News Review 23 September 2019
The BBC reports from the Labour party conference in which already there has been a failed bid to eject deputy leader Tom Watson from his post and news of the resignation of head of policy, Andrew Fisher.
As part of their education policy, the party announced plans to replace Ofsted with a new school inspection system. The new system would include regular local council "health checks" for schools followed by more in-depth visits from full-time, trained inspectors should concerns be raised.
TES: An article by Ed Dorrell questions Labour’s education policy which has been materialising over the past few months. It has been announced that Jeremy Corbyn has pledged to get rid of Sats and, more recently, abolish Ofsted. Dorrell believes these decisions have been influenced by NEU teachers’ union and concludes his piece with the question, “Is there electoral appetite for education policy as drafted by the NEU?” Read the TES article.

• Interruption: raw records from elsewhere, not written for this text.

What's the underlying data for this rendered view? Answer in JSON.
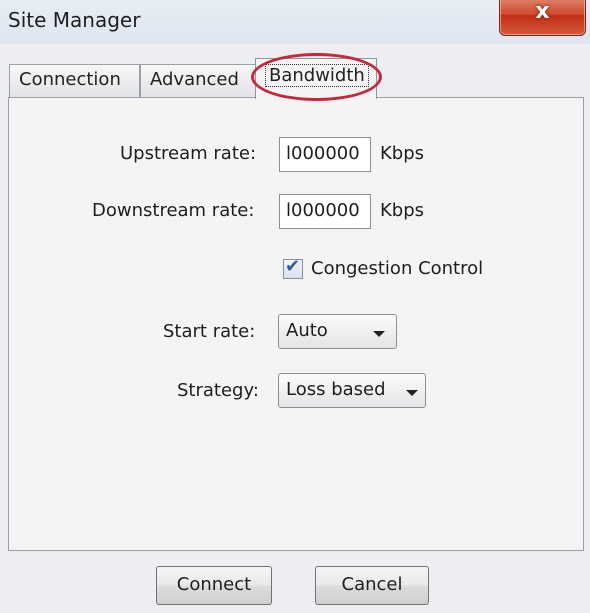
{
  "window": {
    "title": "Site Manager",
    "close_glyph": "x"
  },
  "tabs": [
    {
      "label": "Connection",
      "active": false
    },
    {
      "label": "Advanced",
      "active": false
    },
    {
      "label": "Bandwidth",
      "active": true
    }
  ],
  "bandwidth": {
    "upstream": {
      "label": "Upstream rate:",
      "value": "l000000",
      "unit": "Kbps"
    },
    "downstream": {
      "label": "Downstream rate:",
      "value": "l000000",
      "unit": "Kbps"
    },
    "congestion_control": {
      "label": "Congestion Control",
      "checked": true,
      "check_glyph": "✔"
    },
    "start_rate": {
      "label": "Start rate:",
      "selected": "Auto"
    },
    "strategy": {
      "label": "Strategy:",
      "selected": "Loss based"
    }
  },
  "buttons": {
    "connect": "Connect",
    "cancel": "Cancel"
  },
  "colors": {
    "highlight_ring": "#c8273a",
    "close_button": "#c12e15"
  }
}
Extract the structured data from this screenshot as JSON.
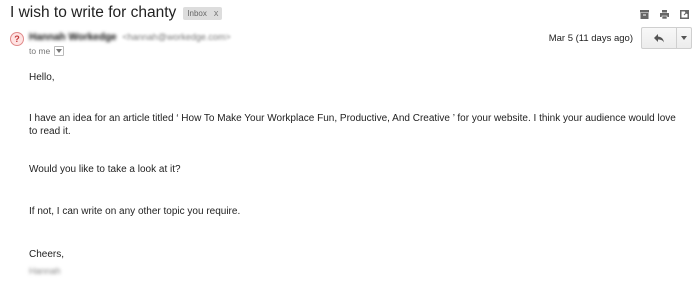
{
  "email": {
    "subject": "I wish to write for chanty",
    "label": {
      "text": "Inbox",
      "close": "x"
    },
    "sender": {
      "avatar_text": "?",
      "name": "Hannah Workedge",
      "email": "<hannah@workedge.com>"
    },
    "recipient_text": "to me",
    "date": "Mar 5 (11 days ago)",
    "body": {
      "greeting": "Hello,",
      "paragraph1": "I have an idea for an article titled ‘ How To Make Your Workplace Fun, Productive, And Creative ’ for your website. I think your audience would love to read it.",
      "paragraph2": "Would you like to take a look at it?",
      "paragraph3": "If not, I can write on any other topic you require.",
      "signoff": "Cheers,",
      "signature": "Hannah"
    }
  },
  "icons": {
    "archive": "archive-icon",
    "print": "print-icon",
    "new_window": "new-window-icon",
    "reply": "reply-icon",
    "more": "chevron-down-icon"
  }
}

The Guardian: A report by the children’s commissioner for England reveals that the number of children leaving school without a basic qualification has risen by 18% in the past three years. It is reported that almost half of children with special educational needs fail to reach Level 2 attainment by the time they finish compulsory education and 37% of pupils on free school meals don’t achieve a “substantive qualification”. Read the Guardian report.
Schools Week: Shadow Chancellor John McDonnell has said he would support a Labour campaign to abolish private schools, reports Schools Week. McDonnell backs the campaign to “ensure an integrated education system, where private schools don’t need to exist, and should not exist” as the move to make it official party policy gathers pace. Read the Schools Week report.

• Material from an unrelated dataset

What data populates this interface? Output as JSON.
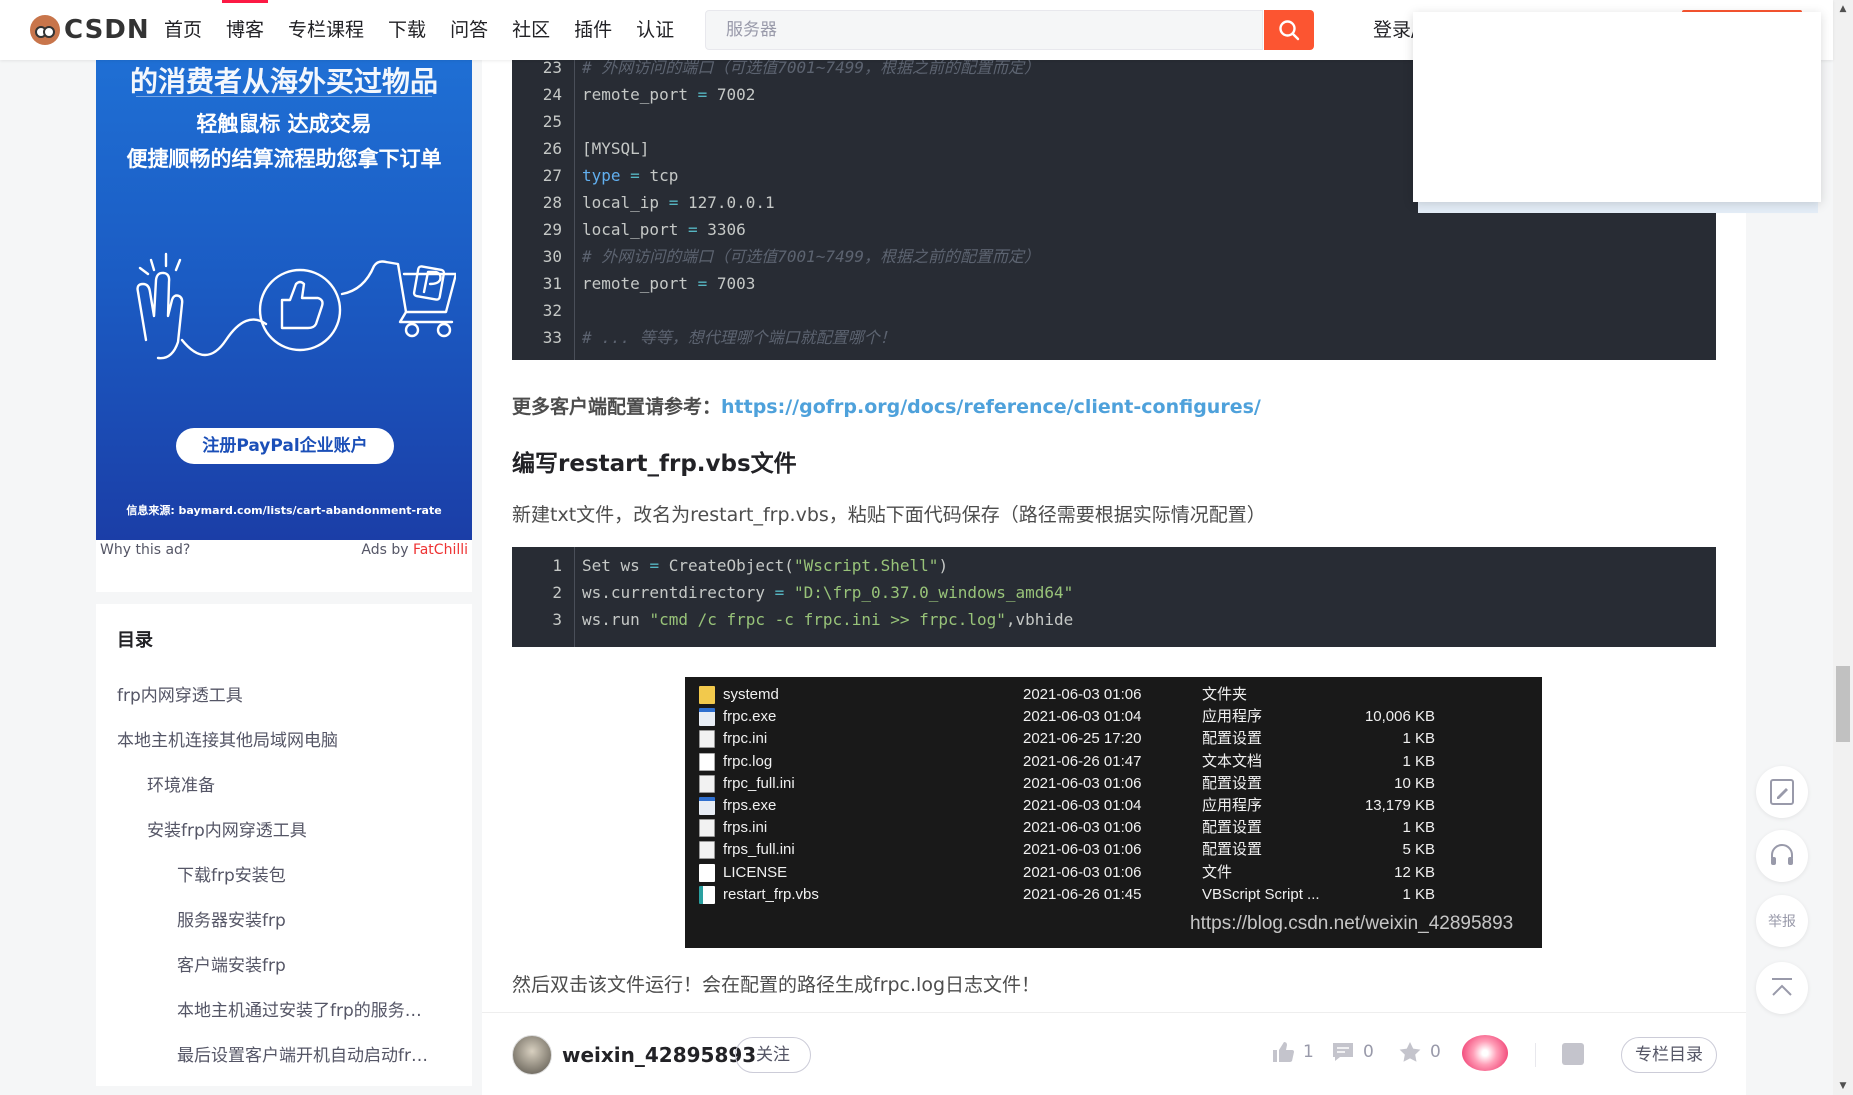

TES: The TES reveals that 178 schools dropped out of the Reception baseline assessment pilot before it began this term. Over 9,600 schools signed up to take part in the controversial pilot scheme which is designed to assess four- and five-year-old children in maths and language, communication and literacy when they start in Reception. The test will be statutory from 2020. Read the TES report.

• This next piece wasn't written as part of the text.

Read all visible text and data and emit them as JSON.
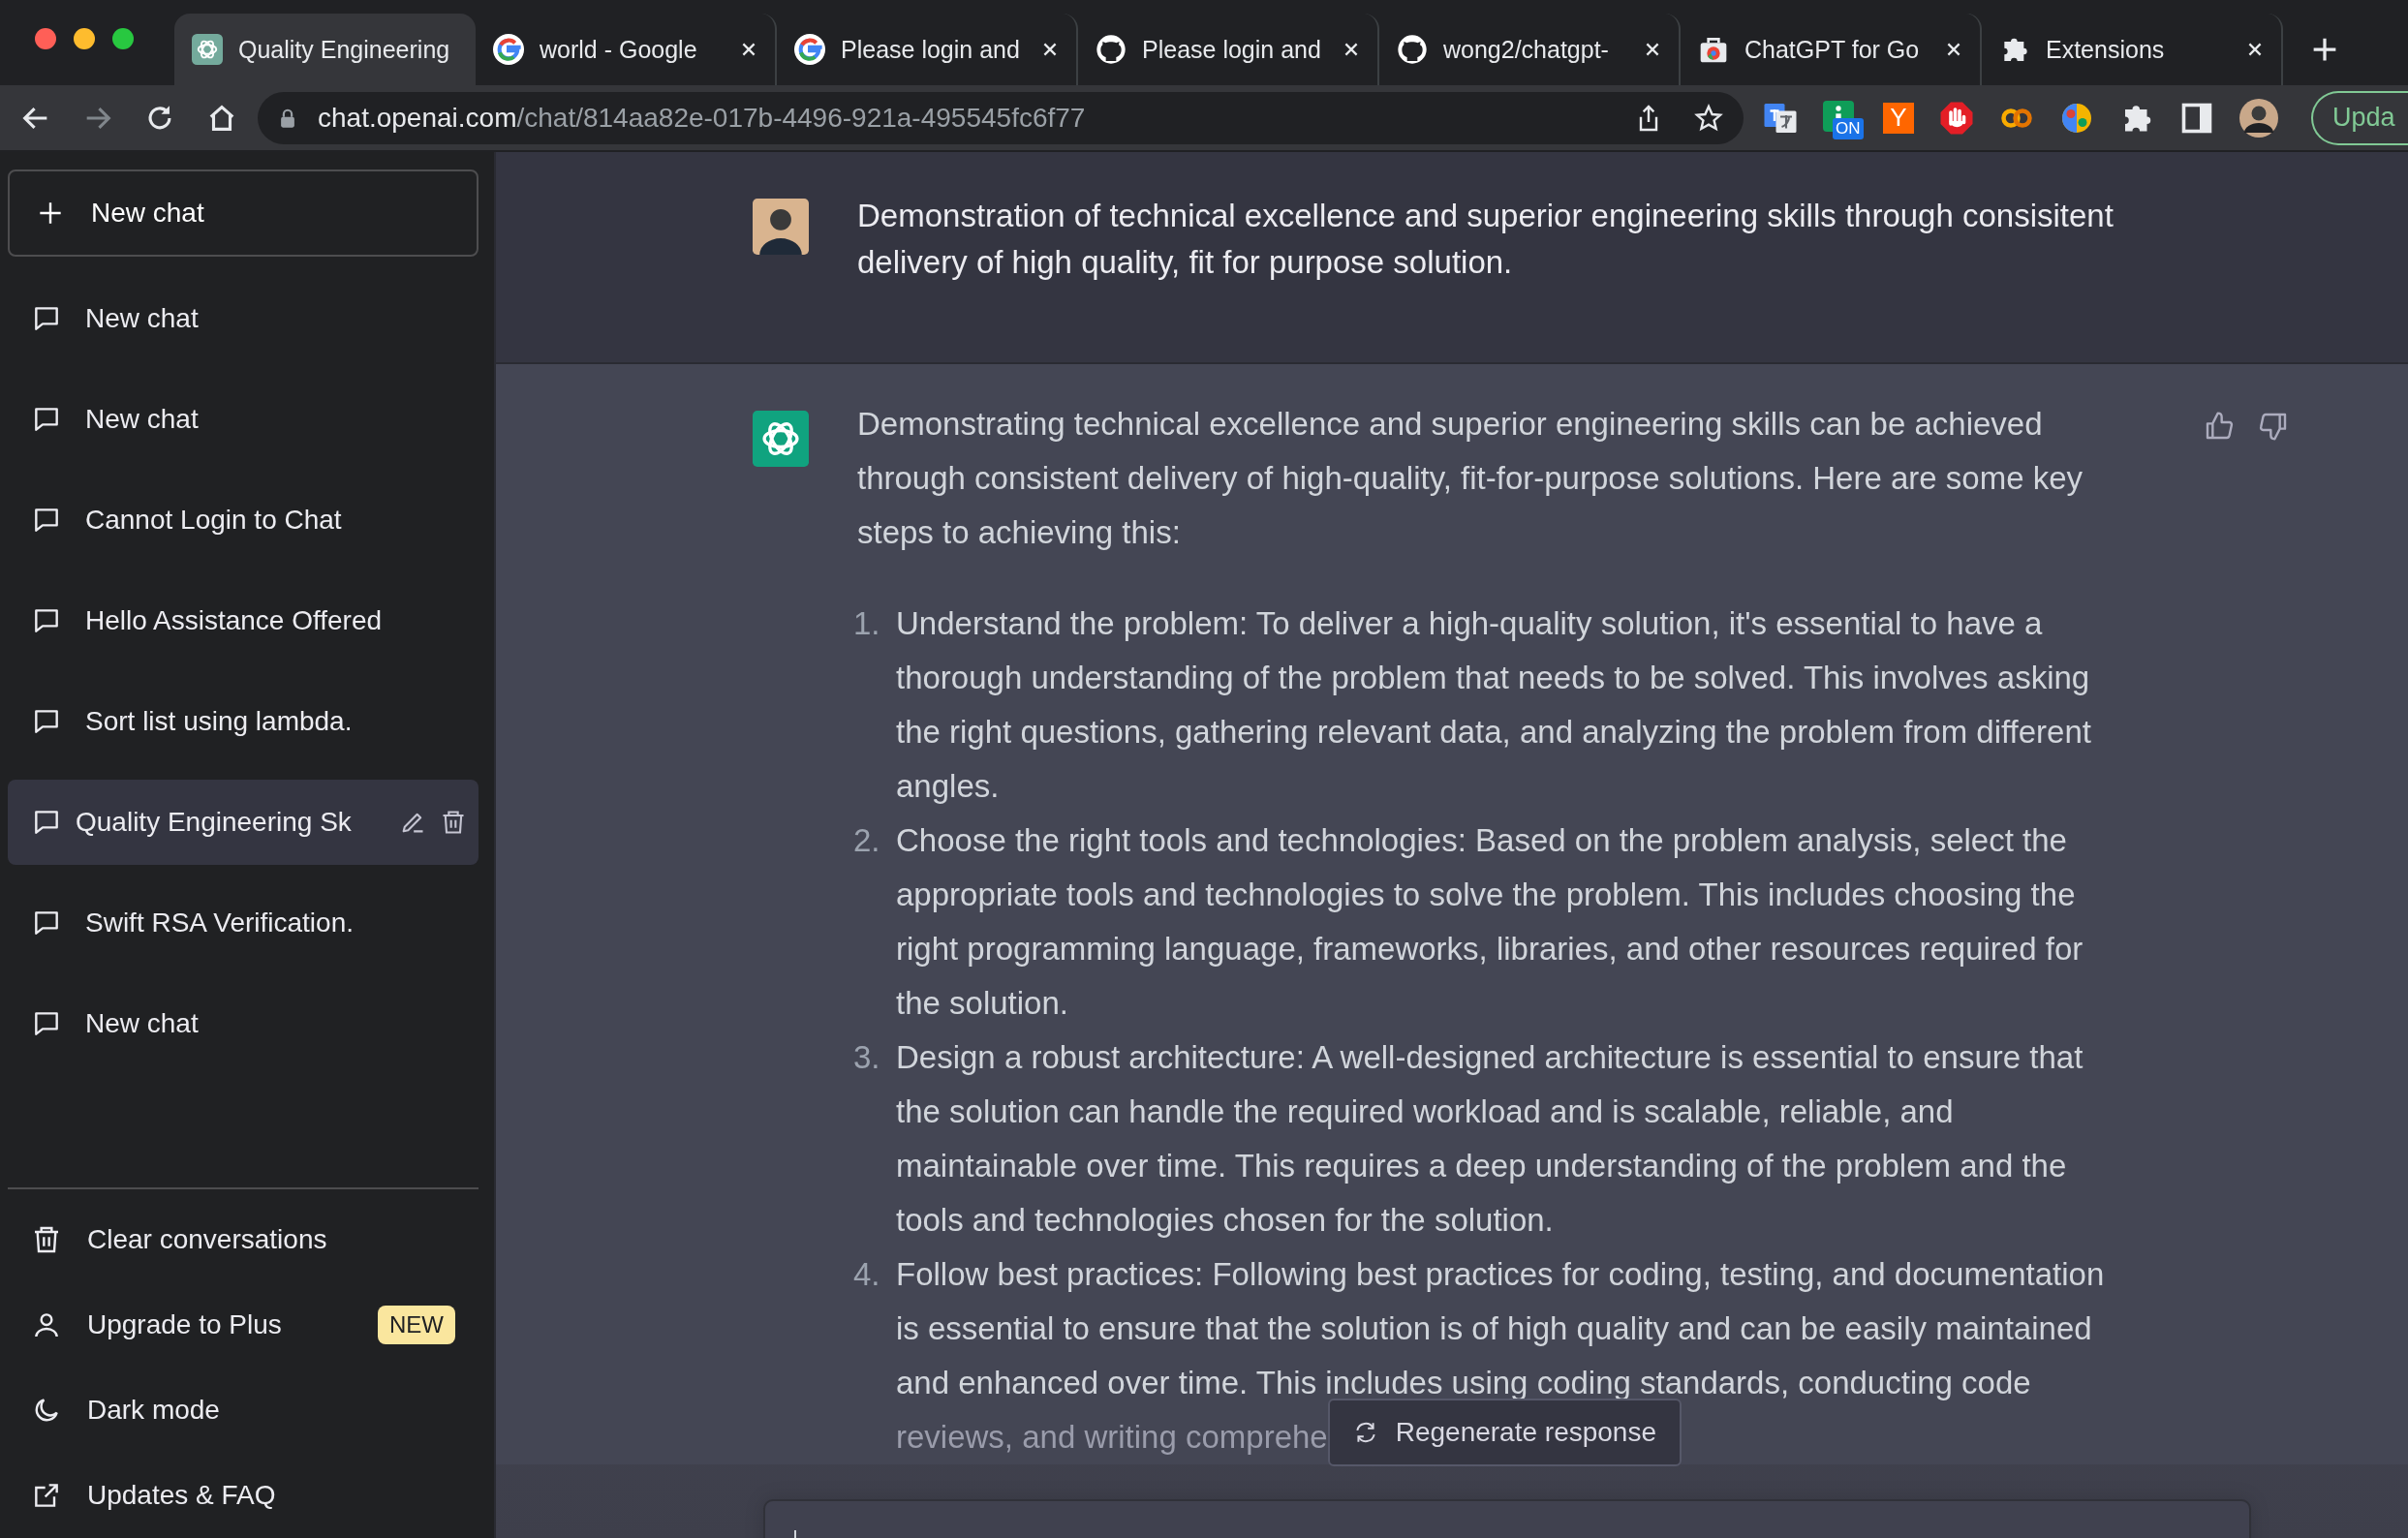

FE Week: The Education and Skills Funding Agency is asking FE providers to complete a survey on their level of “readiness and confidence” for Brexit. Responses will be used to determine what advice the sector might need from the government to support them ahead of 31 October 2019. Read the FE Week report.